Without exiles and émigrés there is no modern culture. A new show in Washington maps a century of art and displacement.
The hit Yiddish-language rendition of the classic musical celebrates its first birthday today. An illustrator recently captured what the show meant to a unique audience — refugees.
In his new book, Suketu Mehta, who came to the United States from India as a child, delivers a deeply felt corrective to the public rhetoric on immigrants — who they are and why they come.
The Swiss-Icelandic artist Christoph Büchel has turned the remains of the vessel in which at least 800 died off the coast of Libya into an art installation.
Silvana Imam, the lesbian daughter of refugees, is winning fans and making enemies with her strident, unapologetically political songs.
In Gabrielle Brady’s moving documentary, asylum seekers on Australia’s Christmas Island are viewed through the eyes of a compassionate trauma counselor.
In his final On Photography column, Teju Cole argues that images of human suffering often implicitly serves the powers that be.
In a time of omnipresent digital images, books remain one of the most powerful ways of showing the riches of photography.
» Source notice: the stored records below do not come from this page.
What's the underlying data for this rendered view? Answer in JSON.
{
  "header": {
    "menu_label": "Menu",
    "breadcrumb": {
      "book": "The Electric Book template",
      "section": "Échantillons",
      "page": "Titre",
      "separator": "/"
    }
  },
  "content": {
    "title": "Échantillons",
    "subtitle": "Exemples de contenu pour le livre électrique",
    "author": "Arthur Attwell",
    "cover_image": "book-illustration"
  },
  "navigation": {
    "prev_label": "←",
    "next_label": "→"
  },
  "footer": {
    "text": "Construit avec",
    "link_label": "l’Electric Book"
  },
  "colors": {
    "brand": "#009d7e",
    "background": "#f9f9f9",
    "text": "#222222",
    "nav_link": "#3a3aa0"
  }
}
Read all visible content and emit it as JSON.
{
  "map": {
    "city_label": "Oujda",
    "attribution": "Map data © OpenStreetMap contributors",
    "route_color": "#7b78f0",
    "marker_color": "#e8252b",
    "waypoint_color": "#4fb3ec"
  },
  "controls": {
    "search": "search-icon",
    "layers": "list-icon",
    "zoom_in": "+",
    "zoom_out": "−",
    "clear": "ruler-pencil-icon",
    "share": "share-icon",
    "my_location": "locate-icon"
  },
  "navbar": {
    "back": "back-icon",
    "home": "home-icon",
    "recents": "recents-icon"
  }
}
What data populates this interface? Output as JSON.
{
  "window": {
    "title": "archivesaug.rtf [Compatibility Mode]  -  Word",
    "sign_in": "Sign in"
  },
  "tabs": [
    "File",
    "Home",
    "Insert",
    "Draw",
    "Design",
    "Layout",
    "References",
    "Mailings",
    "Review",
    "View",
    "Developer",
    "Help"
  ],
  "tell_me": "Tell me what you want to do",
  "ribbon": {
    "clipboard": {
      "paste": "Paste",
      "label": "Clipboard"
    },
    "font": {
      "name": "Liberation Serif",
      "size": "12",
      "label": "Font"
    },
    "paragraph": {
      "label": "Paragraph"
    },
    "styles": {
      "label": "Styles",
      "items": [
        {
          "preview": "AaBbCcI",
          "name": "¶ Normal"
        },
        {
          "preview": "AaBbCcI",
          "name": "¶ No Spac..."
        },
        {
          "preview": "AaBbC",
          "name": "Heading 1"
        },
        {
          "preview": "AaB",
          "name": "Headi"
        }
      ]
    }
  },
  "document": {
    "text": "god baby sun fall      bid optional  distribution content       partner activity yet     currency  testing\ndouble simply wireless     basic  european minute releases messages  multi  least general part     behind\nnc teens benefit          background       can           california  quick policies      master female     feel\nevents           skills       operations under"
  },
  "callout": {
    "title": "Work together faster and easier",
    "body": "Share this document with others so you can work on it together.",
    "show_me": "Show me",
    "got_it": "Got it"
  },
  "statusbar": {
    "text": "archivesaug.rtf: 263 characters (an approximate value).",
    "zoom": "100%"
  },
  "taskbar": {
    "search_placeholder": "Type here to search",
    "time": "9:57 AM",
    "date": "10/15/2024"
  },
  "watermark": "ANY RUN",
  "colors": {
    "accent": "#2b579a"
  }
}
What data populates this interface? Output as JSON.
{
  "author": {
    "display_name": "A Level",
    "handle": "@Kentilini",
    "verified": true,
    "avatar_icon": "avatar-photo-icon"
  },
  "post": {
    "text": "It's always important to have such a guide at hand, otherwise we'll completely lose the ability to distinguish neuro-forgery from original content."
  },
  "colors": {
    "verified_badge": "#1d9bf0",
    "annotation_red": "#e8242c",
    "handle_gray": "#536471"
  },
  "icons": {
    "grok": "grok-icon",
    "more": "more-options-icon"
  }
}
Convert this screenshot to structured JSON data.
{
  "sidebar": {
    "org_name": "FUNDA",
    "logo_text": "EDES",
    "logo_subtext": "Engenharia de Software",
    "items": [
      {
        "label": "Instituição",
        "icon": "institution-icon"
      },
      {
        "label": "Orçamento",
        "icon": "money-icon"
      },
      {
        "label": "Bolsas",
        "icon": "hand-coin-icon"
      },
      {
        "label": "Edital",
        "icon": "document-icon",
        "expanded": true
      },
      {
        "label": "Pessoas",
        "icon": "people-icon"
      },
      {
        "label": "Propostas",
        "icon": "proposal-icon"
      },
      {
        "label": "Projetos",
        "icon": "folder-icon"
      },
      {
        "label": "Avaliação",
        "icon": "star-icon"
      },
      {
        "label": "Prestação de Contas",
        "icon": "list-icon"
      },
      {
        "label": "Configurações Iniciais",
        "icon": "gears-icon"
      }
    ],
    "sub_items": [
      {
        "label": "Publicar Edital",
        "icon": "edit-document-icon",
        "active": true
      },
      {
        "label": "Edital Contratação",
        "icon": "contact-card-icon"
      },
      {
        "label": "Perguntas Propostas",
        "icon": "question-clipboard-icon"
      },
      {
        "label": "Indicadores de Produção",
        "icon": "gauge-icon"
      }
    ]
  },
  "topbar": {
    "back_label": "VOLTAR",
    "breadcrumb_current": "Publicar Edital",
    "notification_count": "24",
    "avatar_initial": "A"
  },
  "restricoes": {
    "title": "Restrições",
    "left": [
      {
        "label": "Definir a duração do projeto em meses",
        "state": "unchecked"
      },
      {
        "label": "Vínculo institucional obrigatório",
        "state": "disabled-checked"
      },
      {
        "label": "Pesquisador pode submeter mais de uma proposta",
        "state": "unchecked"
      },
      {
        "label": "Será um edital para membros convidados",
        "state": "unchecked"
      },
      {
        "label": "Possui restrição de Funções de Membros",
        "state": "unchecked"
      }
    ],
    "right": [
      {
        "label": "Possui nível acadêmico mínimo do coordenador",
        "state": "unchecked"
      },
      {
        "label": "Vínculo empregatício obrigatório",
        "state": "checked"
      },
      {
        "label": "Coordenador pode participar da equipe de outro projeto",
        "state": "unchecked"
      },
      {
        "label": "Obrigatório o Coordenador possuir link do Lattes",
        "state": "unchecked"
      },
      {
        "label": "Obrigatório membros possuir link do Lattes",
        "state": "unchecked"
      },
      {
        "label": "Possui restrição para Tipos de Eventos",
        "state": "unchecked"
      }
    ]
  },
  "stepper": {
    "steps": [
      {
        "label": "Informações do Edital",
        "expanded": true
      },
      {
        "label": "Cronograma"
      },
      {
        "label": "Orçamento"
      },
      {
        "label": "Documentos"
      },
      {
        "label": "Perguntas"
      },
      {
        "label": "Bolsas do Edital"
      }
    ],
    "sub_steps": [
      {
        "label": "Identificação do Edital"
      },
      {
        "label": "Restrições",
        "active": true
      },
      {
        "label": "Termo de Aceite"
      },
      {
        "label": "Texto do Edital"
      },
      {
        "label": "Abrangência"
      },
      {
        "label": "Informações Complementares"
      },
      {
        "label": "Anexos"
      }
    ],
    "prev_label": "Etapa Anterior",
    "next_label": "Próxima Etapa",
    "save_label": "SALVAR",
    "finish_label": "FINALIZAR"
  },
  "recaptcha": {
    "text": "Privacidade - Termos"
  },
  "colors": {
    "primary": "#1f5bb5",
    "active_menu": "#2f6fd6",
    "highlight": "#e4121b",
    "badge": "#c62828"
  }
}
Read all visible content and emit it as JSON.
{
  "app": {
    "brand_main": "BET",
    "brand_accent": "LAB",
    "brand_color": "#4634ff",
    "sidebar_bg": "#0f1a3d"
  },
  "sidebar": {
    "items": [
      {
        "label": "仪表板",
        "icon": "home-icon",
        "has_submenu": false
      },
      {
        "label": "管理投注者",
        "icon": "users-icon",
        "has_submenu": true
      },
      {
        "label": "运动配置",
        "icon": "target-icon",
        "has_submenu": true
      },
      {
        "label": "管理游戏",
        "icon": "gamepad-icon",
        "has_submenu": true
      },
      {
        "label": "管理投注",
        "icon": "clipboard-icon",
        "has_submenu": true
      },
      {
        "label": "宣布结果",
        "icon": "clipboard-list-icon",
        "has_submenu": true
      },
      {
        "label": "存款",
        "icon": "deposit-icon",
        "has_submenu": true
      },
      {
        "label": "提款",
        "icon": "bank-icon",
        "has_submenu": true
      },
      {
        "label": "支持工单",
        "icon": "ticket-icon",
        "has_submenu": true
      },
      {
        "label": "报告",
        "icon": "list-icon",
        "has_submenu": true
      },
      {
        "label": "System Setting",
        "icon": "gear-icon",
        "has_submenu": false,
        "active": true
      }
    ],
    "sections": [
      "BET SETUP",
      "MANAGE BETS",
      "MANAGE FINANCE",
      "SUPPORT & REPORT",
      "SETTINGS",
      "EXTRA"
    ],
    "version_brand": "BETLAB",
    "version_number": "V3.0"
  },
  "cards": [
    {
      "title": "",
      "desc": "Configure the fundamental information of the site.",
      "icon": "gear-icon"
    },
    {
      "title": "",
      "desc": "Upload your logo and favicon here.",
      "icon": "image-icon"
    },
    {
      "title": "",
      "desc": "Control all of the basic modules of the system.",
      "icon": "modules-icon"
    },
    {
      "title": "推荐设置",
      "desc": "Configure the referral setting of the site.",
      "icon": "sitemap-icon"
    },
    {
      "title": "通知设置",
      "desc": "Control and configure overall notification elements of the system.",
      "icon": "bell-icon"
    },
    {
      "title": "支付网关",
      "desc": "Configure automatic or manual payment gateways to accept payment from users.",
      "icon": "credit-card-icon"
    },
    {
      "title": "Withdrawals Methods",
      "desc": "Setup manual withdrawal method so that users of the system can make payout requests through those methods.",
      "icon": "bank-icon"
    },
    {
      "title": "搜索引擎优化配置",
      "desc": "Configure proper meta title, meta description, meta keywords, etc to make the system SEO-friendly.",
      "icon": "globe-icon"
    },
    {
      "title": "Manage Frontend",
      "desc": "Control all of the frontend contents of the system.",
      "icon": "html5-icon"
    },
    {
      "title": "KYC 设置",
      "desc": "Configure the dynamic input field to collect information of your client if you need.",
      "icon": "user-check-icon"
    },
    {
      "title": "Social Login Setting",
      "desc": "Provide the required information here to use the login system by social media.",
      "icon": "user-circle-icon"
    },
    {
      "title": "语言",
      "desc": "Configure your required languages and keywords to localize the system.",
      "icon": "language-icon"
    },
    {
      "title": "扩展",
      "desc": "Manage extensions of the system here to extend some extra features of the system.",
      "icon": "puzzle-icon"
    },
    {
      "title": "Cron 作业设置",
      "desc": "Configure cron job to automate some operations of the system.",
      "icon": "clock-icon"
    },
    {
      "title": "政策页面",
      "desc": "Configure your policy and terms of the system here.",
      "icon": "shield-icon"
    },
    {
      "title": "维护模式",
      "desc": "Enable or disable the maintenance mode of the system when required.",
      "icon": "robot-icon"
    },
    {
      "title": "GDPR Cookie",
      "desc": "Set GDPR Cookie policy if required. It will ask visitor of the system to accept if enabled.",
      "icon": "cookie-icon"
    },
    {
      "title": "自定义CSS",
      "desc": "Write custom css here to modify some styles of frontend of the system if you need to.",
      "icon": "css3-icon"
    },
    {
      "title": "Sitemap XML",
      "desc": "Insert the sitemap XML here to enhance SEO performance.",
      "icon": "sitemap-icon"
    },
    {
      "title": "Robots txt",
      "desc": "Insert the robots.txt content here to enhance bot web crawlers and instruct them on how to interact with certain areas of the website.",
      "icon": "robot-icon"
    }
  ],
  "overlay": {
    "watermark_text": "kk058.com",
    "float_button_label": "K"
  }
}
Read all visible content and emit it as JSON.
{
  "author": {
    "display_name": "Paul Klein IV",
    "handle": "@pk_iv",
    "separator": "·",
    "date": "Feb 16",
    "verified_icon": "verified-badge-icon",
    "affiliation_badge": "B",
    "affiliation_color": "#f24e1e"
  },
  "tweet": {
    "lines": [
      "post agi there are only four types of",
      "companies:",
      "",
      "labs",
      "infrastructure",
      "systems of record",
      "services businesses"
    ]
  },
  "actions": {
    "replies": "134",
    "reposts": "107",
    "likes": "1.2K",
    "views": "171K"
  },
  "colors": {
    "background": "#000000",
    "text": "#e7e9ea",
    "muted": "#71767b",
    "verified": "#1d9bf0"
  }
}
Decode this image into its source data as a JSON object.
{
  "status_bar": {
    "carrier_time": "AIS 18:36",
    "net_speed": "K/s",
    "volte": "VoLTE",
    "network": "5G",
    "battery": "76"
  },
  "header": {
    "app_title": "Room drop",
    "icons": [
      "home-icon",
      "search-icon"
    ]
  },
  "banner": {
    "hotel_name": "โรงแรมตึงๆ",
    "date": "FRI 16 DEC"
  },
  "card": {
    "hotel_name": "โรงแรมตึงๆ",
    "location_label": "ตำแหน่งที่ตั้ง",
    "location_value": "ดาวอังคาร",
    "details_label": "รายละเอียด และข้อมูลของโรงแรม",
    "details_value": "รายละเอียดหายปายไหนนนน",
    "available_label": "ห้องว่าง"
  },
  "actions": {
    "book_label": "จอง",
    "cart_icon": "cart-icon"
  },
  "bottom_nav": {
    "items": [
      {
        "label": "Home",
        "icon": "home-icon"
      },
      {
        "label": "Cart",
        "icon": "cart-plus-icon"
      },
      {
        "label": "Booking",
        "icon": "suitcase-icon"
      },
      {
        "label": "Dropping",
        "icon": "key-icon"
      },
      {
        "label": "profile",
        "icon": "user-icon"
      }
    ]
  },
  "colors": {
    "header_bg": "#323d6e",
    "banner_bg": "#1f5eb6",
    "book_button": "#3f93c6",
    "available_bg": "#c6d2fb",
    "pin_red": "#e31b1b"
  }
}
He toured the world, often to record the aftermath of calamity, and collaborated on books with acclaimed writers.